Listening to: “Showdown” – Pendulum
Reading: The Sighs of Suzumiya Harui
Since I wrote about my reading progress yesterday, it’s been going even better. The ebook app I use the most is the default one provided on the Samsung Galaxy Tab, which does not cover page numbers in the most readily accessible way. Instead, it tracks progress with a percentage of completion. I do miss being able to say what page I’m on, but this app is mostly better than Aldiko (my backup e-reader app), and the percentage does give me a clear idea of how much I’ve read in a session. When I wrote that post yesterday, I was about 22.7% into the book.
After finishing, I started right on one of the shorter books on my list of To Finish, only to be almost immediately annoyed by it.

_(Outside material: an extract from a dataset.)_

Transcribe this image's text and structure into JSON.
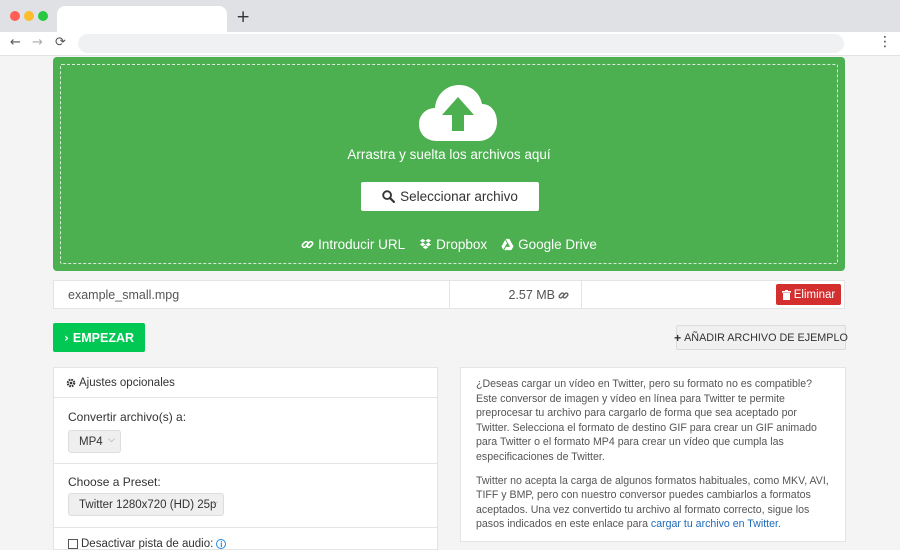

I’ve talked about my issues with Japanese storytelling enough that I don’t even need to rant about it anymore. (I probably will, just not right now.) But storytelling is not the only place where I run into a rut of stale yuck that would make a dog turn up its nose. The fetishes and fanservice are starting to get stupid. I do not roll my eyes at panchira because I am a woman. I don’t understand why men and boys would settle for something so boring when they can just google porn. But the real reason I think it’s so stupid is because it’s so predictable and overused.
After having a bit of a think, I may have figured out why these classic standbys strike me as so pathetic. The panties have gotten crusty, so to speak. My college Japanese teacher (a native, btw) told me a joke about how often American, Japanese, and Chinese people change their clothes and bathe. It’s offensive on counts, so I won’t repeat it in its entirety. The only relevant point was that “Americans change their clothes everyday” while “a Japanese man will wear the same suit for a year”. Laundered, obviously. But the same suit.

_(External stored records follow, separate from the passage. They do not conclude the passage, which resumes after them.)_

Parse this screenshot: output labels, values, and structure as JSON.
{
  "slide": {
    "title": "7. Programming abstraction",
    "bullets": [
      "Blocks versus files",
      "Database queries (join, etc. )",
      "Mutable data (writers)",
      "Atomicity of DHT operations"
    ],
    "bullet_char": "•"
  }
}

You could draw a consumerism insult on Americans and a hygiene insult on the Japanese from that. Or, you could refrain from being insulting and notice that Americans have a need for variety that the Japanese don’t, as a network of industries, cater to nearly as much. Maybe it’s because I’m stuck in America, but I like the new stuff. There’s a reason we throw away food when it goes bad. And there is a reason that eight-track tapes are obsolete and disco is “dead”. Trends change. People move on. Just because I still like Labyrinth and Flash Gordon doesn’t mean I don’t want the next movie I see to be an innovation in film-making and storytelling.
Every culture has its stable of old tropes and elements that are begging for retirement. I don’t know why so many of the ones that annoy me come from Japan. There’s plenty of crap that outright pisses me off coming from the works of James Cameron and Alek Keshishian. Maybe it’s because there’s so much crustified fetish fuel sprinkled about as though it’s welcome everywhere.

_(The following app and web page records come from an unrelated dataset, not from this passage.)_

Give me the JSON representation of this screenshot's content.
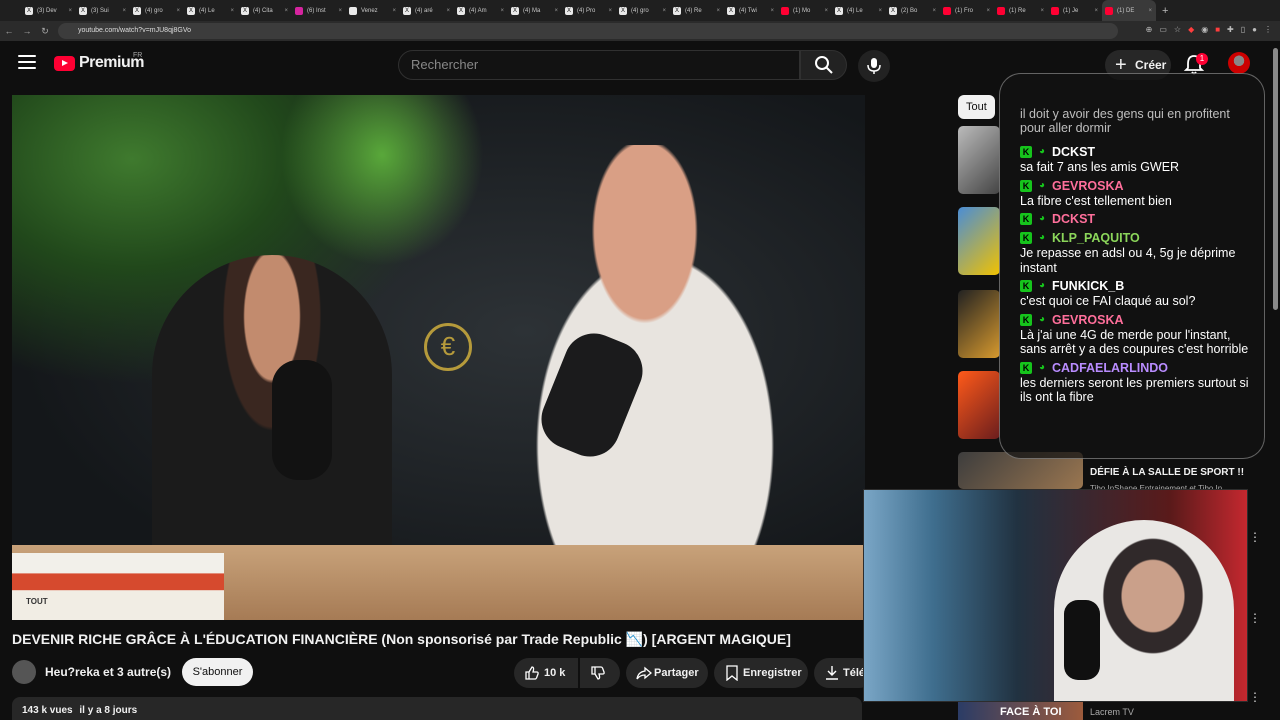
{
  "browser": {
    "tabs": [
      {
        "label": "(3) Dev",
        "icon": "x"
      },
      {
        "label": "(3) Sui",
        "icon": "x"
      },
      {
        "label": "(4) gro",
        "icon": "x"
      },
      {
        "label": "(4) Le",
        "icon": "x"
      },
      {
        "label": "(4) Cita",
        "icon": "x"
      },
      {
        "label": "(6) Inst",
        "icon": "instagram"
      },
      {
        "label": "Venez",
        "icon": "tiktok"
      },
      {
        "label": "(4) aré",
        "icon": "x"
      },
      {
        "label": "(4) Am",
        "icon": "x"
      },
      {
        "label": "(4) Ma",
        "icon": "x"
      },
      {
        "label": "(4) Pro",
        "icon": "x"
      },
      {
        "label": "(4) gro",
        "icon": "x"
      },
      {
        "label": "(4) Re",
        "icon": "x"
      },
      {
        "label": "(4) Twi",
        "icon": "x"
      },
      {
        "label": "(1) Mo",
        "icon": "youtube"
      },
      {
        "label": "(4) Le",
        "icon": "x"
      },
      {
        "label": "(2) Bo",
        "icon": "x"
      },
      {
        "label": "(1) Fro",
        "icon": "youtube"
      },
      {
        "label": "(1) Re",
        "icon": "youtube"
      },
      {
        "label": "(1) Je",
        "icon": "youtube"
      },
      {
        "label": "(1) DE",
        "icon": "youtube",
        "active": true
      }
    ],
    "url": "youtube.com/watch?v=mJU8qj8GVo"
  },
  "header": {
    "logo_text": "Premium",
    "country": "FR",
    "search_placeholder": "Rechercher",
    "create_label": "Créer",
    "notification_count": "1"
  },
  "video": {
    "title": "DEVENIR RICHE GRÂCE À L'ÉDUCATION FINANCIÈRE (Non sponsorisé par Trade Republic 📉) [ARGENT MAGIQUE]",
    "channel": "Heu?reka et 3 autre(s)",
    "subscribe_label": "S'abonner",
    "likes": "10 k",
    "share_label": "Partager",
    "save_label": "Enregistrer",
    "download_label": "Télécharger",
    "views": "143 k vues",
    "date": "il y a 8 jours",
    "book_label": "TOUT"
  },
  "sidebar": {
    "chips": [
      "Tout"
    ],
    "suggestions": [
      {
        "title": "DÉFIE À LA SALLE DE SPORT !!",
        "channel": "Tibo InShape Entrainement et Tibo In..."
      },
      {
        "overlay": "FACE À TOI",
        "channel": "Lacrem TV"
      }
    ]
  },
  "chat": {
    "partial": "il doit y avoir des gens qui en profitent pour aller dormir",
    "messages": [
      {
        "user": "DCKST",
        "text": "sa fait 7 ans les amis GWER",
        "color": "#ffffff"
      },
      {
        "user": "GEVROSKA",
        "text": "La fibre c'est tellement bien",
        "color": "#ff6f9b"
      },
      {
        "user": "DCKST",
        "text": "",
        "color": "#ff6f9b"
      },
      {
        "user": "KLP_PAQUITO",
        "text": "Je repasse en adsl ou 4, 5g je déprime instant",
        "color": "#8bd65a"
      },
      {
        "user": "FUNKICK_B",
        "text": "c'est quoi ce FAI claqué au sol?",
        "color": "#ffffff"
      },
      {
        "user": "GEVROSKA",
        "text": "Là j'ai une 4G de merde pour l'instant, sans arrêt y a des coupures c'est horrible",
        "color": "#ff6f9b"
      },
      {
        "user": "CADFAELARLINDO",
        "text": "les derniers seront les premiers surtout si ils ont la fibre",
        "color": "#b98cff"
      }
    ]
  }
}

Hands up anyone who thinks that a girl or woman who is red-faced and crying is sexy.
Now, anyone with his or her hand up, please explain the appeal to me. I mean it. Is it a 泣き味噌 萌え thing? I mostly don’t notice it in a visual medium, like anime or manga, but I’m reading a light novel. …before anyone says it, I get that she has big breasts. That has nothing to do with lines like this:
“The impeccable, perfect bunny-girl blushed bright red with tears in her eyes, and followed timidly behind Haruhi as her bunny ears swung to and fro.”
This girl is being forced to dress in a humiliating costume while absolutely no one makes a move to stop it. And the main character, who purportedly has a crush on her, just gets off on her humiliation continually. It doesn’t help that the focus character of the books is a steamroller who behaves like a sociopathic idiot.
It’s getting so that this stuff is overshadowing everything that made the series look interesting in the first place. I think after this book, I’m just going to have to tell these books to go screw themselves. There are bloody nine of them.